======== Available data ========

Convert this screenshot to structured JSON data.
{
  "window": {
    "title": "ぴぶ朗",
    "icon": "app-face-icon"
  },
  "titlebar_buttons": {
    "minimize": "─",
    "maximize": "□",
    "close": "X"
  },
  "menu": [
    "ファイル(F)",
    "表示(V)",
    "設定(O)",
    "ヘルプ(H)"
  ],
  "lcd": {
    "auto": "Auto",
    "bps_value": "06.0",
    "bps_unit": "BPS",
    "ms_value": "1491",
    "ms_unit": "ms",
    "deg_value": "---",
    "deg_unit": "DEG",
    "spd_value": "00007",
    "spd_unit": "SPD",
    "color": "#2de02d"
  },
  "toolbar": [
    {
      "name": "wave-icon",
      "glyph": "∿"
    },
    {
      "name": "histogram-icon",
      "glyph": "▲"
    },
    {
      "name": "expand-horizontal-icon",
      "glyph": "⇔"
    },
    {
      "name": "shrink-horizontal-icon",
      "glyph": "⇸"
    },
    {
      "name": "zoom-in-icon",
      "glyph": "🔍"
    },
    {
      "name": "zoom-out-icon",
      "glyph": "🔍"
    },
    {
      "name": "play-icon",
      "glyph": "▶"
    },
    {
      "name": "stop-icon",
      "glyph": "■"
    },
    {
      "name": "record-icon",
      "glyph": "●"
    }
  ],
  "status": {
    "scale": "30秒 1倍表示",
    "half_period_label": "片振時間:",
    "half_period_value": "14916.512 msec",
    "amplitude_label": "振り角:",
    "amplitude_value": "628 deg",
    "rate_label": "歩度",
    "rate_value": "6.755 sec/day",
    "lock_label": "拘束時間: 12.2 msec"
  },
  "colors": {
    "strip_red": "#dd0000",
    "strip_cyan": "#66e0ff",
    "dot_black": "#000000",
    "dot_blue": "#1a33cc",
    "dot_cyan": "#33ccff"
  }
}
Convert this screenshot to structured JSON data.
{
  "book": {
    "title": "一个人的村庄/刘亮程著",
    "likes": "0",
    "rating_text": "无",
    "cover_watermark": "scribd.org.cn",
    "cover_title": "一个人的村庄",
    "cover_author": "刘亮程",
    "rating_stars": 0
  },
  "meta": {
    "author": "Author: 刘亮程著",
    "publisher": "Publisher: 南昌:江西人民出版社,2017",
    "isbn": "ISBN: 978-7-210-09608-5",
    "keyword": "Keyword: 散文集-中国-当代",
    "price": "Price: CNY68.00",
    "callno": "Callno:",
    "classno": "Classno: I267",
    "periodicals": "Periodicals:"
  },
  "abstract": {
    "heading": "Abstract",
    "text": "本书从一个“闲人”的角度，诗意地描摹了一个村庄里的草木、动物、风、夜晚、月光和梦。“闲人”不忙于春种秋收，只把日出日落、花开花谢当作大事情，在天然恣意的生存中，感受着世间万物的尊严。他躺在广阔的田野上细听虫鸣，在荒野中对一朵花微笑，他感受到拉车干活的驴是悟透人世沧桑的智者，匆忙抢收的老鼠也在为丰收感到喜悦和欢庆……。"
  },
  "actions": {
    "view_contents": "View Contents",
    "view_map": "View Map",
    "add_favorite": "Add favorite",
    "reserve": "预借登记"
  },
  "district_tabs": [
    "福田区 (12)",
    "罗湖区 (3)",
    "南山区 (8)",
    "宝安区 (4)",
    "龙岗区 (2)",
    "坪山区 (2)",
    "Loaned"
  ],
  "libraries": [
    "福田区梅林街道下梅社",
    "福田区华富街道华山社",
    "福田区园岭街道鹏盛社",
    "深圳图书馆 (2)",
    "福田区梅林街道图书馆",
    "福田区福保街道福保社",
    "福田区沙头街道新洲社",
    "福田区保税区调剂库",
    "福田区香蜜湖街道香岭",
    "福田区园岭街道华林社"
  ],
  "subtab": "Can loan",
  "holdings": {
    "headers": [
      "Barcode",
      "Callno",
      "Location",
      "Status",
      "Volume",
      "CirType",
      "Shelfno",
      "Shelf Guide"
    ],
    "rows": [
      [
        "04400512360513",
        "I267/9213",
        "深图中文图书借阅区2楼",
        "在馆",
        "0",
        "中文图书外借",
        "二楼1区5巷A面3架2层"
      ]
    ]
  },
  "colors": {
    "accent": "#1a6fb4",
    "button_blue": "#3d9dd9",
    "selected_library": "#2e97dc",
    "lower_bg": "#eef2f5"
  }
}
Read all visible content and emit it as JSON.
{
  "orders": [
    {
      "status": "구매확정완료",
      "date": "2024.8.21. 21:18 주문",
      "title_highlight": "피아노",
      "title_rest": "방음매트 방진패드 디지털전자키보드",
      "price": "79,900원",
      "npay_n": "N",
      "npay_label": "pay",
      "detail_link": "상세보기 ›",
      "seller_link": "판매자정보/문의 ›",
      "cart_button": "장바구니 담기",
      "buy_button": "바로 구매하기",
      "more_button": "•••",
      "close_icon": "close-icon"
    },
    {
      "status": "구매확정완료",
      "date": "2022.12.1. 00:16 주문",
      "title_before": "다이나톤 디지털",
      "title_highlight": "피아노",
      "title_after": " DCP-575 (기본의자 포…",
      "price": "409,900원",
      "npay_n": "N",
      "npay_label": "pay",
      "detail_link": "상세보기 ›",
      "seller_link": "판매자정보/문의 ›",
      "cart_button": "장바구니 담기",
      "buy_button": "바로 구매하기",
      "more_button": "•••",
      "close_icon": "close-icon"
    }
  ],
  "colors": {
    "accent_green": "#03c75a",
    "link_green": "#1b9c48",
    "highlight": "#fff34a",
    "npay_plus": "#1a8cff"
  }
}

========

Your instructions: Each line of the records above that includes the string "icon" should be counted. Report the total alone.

Output for this exercise: 12